For "AWK" see http://www.grymoire.com/Unix/Awk.html

For "find" see http://www.lowfatlinux.com/linux-find-files.html

See also http://www.tldp.org/LDP/gs/node5.html

see also http://www.thegeekstuff.com/tag/bash-tutorial/

See for "cut" www.softpanorama.org/Tools/cut.shtml

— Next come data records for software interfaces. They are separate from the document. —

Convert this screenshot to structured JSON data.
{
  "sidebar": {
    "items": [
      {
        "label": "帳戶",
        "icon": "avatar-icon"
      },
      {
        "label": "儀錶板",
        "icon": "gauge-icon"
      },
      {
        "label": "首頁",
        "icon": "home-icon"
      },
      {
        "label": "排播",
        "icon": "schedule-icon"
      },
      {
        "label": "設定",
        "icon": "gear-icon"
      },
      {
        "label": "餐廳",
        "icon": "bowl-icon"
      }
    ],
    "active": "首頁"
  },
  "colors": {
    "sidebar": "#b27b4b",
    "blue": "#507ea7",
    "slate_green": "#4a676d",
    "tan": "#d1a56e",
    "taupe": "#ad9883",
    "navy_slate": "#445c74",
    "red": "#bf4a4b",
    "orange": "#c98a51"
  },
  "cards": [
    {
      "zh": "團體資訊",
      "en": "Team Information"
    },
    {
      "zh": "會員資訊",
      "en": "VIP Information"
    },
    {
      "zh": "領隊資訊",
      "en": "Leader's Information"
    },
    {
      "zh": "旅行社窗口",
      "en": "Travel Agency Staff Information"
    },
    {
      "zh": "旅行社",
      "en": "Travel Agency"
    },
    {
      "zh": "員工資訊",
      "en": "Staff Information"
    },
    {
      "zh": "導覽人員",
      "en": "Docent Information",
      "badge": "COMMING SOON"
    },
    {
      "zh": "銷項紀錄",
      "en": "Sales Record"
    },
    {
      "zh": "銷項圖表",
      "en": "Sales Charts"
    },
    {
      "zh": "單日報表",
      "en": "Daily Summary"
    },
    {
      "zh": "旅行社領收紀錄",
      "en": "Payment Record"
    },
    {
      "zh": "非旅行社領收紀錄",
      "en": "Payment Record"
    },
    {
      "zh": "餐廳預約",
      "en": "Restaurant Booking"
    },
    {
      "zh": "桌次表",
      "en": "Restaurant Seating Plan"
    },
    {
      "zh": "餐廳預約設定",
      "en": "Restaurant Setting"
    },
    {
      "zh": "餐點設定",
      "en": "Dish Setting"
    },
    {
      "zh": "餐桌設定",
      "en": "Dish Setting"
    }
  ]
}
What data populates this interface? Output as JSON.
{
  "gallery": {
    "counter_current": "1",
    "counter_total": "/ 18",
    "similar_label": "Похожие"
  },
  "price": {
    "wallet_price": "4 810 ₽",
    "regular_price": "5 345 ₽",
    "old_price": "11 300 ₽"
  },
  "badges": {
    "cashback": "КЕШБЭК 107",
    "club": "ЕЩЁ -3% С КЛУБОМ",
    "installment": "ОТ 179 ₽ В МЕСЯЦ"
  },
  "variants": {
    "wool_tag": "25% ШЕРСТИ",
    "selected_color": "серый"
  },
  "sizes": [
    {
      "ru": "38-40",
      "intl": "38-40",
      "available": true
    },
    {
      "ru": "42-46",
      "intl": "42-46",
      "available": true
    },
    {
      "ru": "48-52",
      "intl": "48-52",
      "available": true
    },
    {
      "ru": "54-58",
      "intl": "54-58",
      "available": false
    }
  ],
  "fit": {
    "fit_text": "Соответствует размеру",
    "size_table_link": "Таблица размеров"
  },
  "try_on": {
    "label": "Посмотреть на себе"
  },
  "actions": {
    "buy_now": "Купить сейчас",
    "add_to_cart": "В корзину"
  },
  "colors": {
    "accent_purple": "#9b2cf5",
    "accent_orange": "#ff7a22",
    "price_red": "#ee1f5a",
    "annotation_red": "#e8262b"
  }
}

Exercise Ex. A Write a bash shell script which reads a file containing user names and creates home directories for the users (in a directory "home" in your home directory) according to their names. If any name appears more than one, change one name so each name is unique. If the name is longer than 8 letters, truncate it. It should also create the appropriate password file entry in a file called passwd (also in your home directory). The program should take one parameter, the file name. Only you should be able to run this program, use environment variables to make sure who is running the program. Ex. B Write a shell script which adds users to the password file. Make your own password file. The script should make sure that the new account being made does not already exist. It should check what is the next free uid and assign it to the new account. If a password is not supplied in the command line, then take one from an internal array. Encrypt the password by using shell16 above. Also, handle errors, e.g. make sure only you can run the program. Usage should be like this: adduser [-p password] account_name or also adduser account_name [-p password] where the [-p password] is an option.
© Nachum Danzig 17 Dec 2002